*Instructions to follow*
From the data below, report how many lines contain the word "versions", giving the number and nothing else.

[Start of Attachment]

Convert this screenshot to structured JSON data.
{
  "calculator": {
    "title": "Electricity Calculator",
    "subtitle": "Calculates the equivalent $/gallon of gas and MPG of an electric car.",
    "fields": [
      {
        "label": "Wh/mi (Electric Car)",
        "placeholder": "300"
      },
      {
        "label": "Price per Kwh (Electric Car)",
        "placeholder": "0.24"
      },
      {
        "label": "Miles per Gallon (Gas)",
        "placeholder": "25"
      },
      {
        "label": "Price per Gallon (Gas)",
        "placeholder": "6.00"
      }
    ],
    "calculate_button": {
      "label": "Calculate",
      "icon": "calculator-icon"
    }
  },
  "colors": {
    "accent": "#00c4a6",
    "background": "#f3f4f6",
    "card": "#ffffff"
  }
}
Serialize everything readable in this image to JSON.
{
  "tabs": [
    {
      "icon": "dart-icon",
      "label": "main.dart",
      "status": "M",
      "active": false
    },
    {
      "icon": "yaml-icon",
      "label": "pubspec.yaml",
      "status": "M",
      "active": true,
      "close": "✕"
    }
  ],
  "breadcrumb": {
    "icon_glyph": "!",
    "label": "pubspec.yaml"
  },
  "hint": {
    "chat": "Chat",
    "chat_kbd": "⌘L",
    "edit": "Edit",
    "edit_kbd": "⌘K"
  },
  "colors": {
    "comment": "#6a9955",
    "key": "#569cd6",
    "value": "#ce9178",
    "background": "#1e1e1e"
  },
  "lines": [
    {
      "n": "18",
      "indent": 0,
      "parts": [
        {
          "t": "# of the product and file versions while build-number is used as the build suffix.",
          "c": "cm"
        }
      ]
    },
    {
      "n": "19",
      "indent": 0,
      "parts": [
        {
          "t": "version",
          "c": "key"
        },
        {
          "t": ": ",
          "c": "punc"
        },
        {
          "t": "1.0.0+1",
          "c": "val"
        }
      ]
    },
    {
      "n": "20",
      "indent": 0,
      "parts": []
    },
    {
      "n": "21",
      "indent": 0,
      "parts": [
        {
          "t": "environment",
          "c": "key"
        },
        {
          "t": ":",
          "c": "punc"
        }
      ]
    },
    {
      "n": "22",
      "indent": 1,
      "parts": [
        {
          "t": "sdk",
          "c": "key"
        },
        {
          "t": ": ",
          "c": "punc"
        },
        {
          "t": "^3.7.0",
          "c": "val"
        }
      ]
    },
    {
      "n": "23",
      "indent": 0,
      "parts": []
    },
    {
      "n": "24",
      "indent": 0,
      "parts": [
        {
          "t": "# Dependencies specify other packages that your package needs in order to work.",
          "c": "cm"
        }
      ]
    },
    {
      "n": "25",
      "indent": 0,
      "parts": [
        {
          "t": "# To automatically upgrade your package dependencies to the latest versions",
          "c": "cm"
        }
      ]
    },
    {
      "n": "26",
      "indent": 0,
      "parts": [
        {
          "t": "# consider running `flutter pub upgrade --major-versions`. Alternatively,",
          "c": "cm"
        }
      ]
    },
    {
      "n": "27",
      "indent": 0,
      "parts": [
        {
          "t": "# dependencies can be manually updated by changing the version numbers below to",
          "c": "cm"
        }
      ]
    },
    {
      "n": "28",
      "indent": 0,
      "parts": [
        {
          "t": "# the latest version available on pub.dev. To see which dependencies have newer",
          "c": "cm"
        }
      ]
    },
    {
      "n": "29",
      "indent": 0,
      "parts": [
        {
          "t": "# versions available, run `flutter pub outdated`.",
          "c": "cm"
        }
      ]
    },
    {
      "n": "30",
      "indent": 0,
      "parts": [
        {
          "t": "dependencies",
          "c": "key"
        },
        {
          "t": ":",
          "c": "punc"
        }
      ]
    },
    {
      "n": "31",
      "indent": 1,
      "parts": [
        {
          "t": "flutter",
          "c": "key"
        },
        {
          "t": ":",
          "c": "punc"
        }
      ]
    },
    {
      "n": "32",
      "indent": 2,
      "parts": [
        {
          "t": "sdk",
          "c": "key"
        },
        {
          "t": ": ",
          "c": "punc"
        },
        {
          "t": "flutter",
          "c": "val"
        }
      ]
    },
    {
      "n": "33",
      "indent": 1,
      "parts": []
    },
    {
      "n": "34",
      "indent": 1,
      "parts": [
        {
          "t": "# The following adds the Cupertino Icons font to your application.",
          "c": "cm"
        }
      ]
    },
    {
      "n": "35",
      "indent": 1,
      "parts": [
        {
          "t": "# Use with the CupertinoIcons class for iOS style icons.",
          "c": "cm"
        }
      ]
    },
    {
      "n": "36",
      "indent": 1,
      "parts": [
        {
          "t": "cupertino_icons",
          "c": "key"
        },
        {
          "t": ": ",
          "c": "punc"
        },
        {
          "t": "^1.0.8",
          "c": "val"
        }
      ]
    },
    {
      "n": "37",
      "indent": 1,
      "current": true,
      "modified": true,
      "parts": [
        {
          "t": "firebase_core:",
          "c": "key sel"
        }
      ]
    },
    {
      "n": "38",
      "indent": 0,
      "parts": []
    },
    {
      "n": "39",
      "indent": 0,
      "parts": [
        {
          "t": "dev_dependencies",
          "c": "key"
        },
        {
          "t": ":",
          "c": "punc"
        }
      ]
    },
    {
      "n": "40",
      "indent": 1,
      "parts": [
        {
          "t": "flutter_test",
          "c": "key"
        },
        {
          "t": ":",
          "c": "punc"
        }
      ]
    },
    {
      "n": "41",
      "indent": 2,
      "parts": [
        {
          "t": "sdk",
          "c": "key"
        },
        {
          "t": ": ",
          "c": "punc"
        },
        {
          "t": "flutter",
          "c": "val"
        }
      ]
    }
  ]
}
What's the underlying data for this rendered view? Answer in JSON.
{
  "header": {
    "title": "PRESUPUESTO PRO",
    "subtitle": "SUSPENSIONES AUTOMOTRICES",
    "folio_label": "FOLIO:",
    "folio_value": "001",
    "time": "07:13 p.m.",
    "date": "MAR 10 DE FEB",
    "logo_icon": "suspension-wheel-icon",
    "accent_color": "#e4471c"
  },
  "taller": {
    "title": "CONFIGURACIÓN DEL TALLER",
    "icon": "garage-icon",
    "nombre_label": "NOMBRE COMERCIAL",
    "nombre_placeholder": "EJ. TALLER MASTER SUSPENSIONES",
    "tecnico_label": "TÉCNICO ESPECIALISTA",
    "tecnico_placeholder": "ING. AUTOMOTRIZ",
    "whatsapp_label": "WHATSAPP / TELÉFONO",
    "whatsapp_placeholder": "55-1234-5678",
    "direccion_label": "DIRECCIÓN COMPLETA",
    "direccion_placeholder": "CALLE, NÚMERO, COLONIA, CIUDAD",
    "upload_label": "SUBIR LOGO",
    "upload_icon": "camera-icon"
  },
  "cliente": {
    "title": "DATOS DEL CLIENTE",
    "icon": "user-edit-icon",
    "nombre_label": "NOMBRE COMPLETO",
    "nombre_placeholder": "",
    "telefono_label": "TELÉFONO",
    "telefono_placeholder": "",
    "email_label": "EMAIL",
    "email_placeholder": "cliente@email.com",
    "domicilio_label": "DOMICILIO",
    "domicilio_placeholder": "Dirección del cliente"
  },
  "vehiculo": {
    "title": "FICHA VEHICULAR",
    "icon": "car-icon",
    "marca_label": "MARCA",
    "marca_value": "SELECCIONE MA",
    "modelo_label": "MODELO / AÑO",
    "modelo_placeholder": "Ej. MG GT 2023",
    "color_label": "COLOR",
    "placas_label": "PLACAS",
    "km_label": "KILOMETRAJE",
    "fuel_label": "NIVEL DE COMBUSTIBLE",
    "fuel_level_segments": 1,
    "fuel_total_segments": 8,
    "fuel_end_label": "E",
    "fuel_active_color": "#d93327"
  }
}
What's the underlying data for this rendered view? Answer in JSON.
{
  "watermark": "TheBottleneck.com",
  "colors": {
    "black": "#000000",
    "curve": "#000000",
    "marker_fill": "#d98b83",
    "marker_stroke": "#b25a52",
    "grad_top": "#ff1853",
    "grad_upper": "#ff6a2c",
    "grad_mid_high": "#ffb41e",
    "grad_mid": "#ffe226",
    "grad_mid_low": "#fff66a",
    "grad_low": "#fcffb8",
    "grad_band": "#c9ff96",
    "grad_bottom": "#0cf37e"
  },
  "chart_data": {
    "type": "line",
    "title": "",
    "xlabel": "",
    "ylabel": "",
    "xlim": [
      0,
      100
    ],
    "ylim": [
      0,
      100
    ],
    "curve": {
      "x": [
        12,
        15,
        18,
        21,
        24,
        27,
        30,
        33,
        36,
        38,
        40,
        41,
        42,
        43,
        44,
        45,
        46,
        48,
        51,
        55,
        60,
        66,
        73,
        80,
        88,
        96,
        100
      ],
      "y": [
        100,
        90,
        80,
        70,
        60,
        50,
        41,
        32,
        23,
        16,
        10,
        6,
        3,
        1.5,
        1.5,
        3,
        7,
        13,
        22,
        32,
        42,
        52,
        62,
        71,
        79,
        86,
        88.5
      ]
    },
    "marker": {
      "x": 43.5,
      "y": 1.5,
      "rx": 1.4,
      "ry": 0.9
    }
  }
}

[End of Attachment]

*Expected answer*
4